[Input]

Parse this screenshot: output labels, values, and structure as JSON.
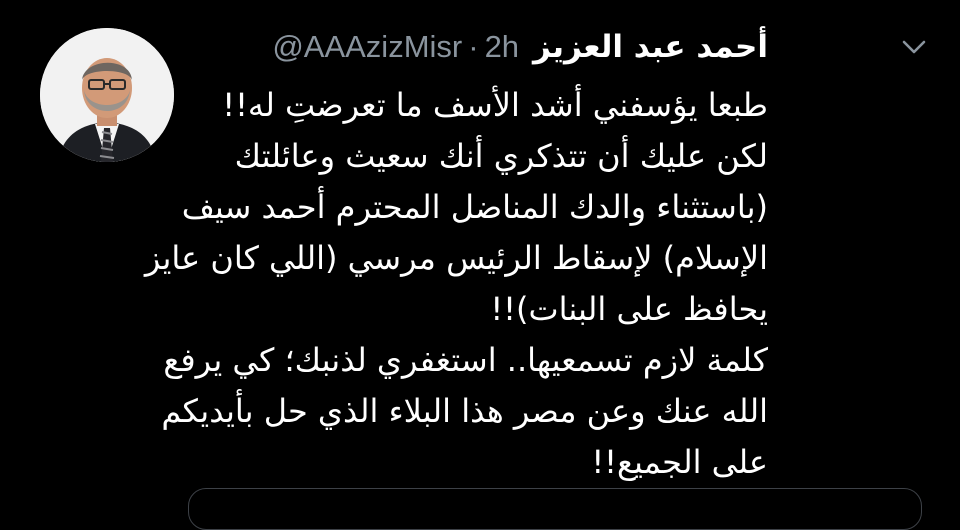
{
  "tweet": {
    "display_name": "أحمد عبد العزيز",
    "handle": "@AAAzizMisr",
    "separator": "·",
    "time": "2h",
    "lines": [
      "طبعا يؤسفني أشد الأسف ما تعرضتِ له!!",
      "لكن عليك أن تتذكري أنك سعيث وعائلتك",
      "(باستثناء والدك المناضل المحترم أحمد سيف",
      "الإسلام) لإسقاط الرئيس مرسي (اللي كان عايز",
      "يحافظ على البنات)!!",
      "كلمة لازم تسمعيها.. استغفري لذنبك؛ كي يرفع",
      "الله عنك وعن مصر هذا البلاء الذي حل بأيديكم",
      "على الجميع!!"
    ]
  },
  "icons": {
    "avatar": "profile-photo",
    "more": "chevron-down-icon"
  },
  "colors": {
    "background": "#000000",
    "text": "#ffffff",
    "secondary": "#8a949e",
    "border": "#3d4147"
  }
}
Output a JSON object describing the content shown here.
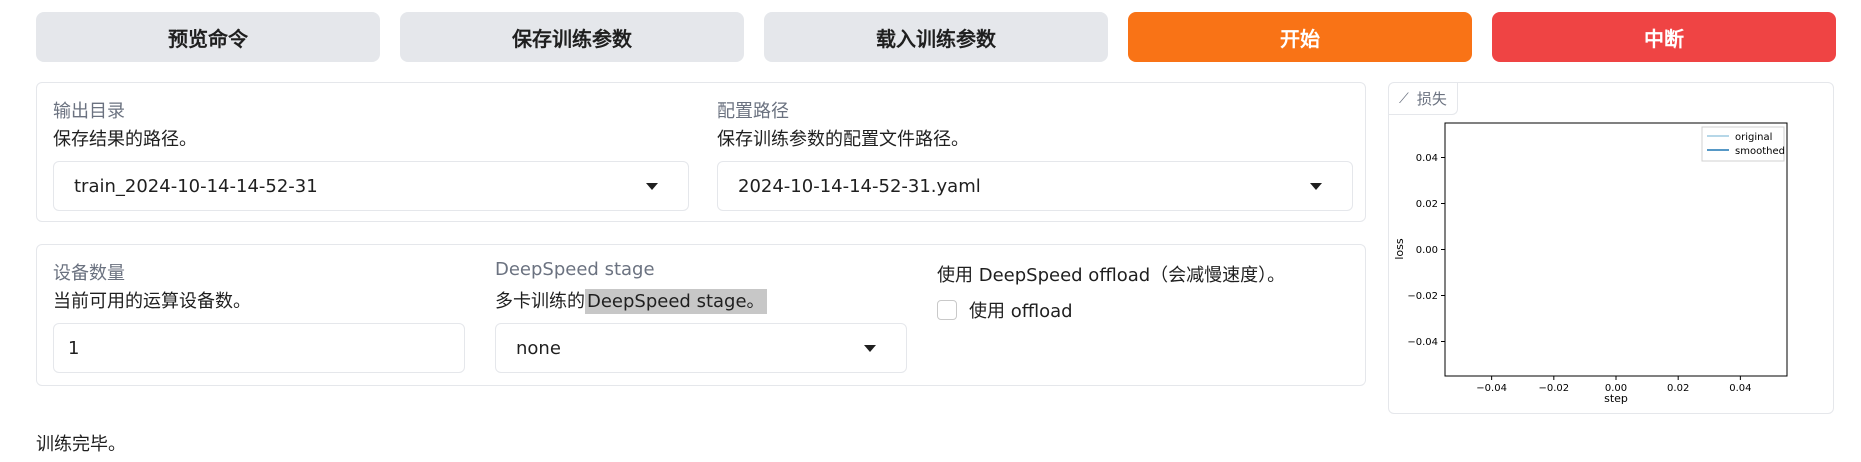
{
  "buttons": {
    "preview": "预览命令",
    "save": "保存训练参数",
    "load": "载入训练参数",
    "start": "开始",
    "abort": "中断"
  },
  "colors": {
    "start_bg": "#f97316",
    "abort_bg": "#ef4444",
    "neutral_bg": "#e5e7eb"
  },
  "output_dir": {
    "label": "输出目录",
    "info": "保存结果的路径。",
    "value": "train_2024-10-14-14-52-31"
  },
  "config_path": {
    "label": "配置路径",
    "info": "保存训练参数的配置文件路径。",
    "value": "2024-10-14-14-52-31.yaml"
  },
  "device_count": {
    "label": "设备数量",
    "info": "当前可用的运算设备数。",
    "value": "1"
  },
  "ds_stage": {
    "label": "DeepSpeed stage",
    "info_prefix": "多卡训练的",
    "info_highlight": "DeepSpeed stage。",
    "value": "none"
  },
  "ds_offload": {
    "info": "使用 DeepSpeed offload（会减慢速度）。",
    "checkbox_label": "使用 offload",
    "checked": false
  },
  "plot": {
    "tab_label": "损失",
    "tab_icon": "chart-icon"
  },
  "chart_data": {
    "type": "line",
    "xlabel": "step",
    "ylabel": "loss",
    "xticks": [
      "−0.04",
      "−0.02",
      "0.00",
      "0.02",
      "0.04"
    ],
    "yticks": [
      "0.04",
      "0.02",
      "0.00",
      "−0.02",
      "−0.04"
    ],
    "xlim": [
      -0.055,
      0.055
    ],
    "ylim": [
      -0.055,
      0.055
    ],
    "series": [
      {
        "name": "original",
        "color": "#9ecae1",
        "x": [],
        "y": []
      },
      {
        "name": "smoothed",
        "color": "#1f77b4",
        "x": [],
        "y": []
      }
    ],
    "legend": "top-right"
  },
  "status": "训练完毕。"
}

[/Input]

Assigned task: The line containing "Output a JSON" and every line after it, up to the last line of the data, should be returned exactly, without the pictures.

Result:
Output a JSON object describing the content shown here.
{
  "buttons": {
    "preview": "预览命令",
    "save": "保存训练参数",
    "load": "载入训练参数",
    "start": "开始",
    "abort": "中断"
  },
  "colors": {
    "start_bg": "#f97316",
    "abort_bg": "#ef4444",
    "neutral_bg": "#e5e7eb"
  },
  "output_dir": {
    "label": "输出目录",
    "info": "保存结果的路径。",
    "value": "train_2024-10-14-14-52-31"
  },
  "config_path": {
    "label": "配置路径",
    "info": "保存训练参数的配置文件路径。",
    "value": "2024-10-14-14-52-31.yaml"
  },
  "device_count": {
    "label": "设备数量",
    "info": "当前可用的运算设备数。",
    "value": "1"
  },
  "ds_stage": {
    "label": "DeepSpeed stage",
    "info_prefix": "多卡训练的",
    "info_highlight": "DeepSpeed stage。",
    "value": "none"
  },
  "ds_offload": {
    "info": "使用 DeepSpeed offload（会减慢速度）。",
    "checkbox_label": "使用 offload",
    "checked": false
  },
  "plot": {
    "tab_label": "损失",
    "tab_icon": "chart-icon"
  },
  "chart_data": {
    "type": "line",
    "xlabel": "step",
    "ylabel": "loss",
    "xticks": [
      "−0.04",
      "−0.02",
      "0.00",
      "0.02",
      "0.04"
    ],
    "yticks": [
      "0.04",
      "0.02",
      "0.00",
      "−0.02",
      "−0.04"
    ],
    "xlim": [
      -0.055,
      0.055
    ],
    "ylim": [
      -0.055,
      0.055
    ],
    "series": [
      {
        "name": "original",
        "color": "#9ecae1",
        "x": [],
        "y": []
      },
      {
        "name": "smoothed",
        "color": "#1f77b4",
        "x": [],
        "y": []
      }
    ],
    "legend": "top-right"
  },
  "status": "训练完毕。"
}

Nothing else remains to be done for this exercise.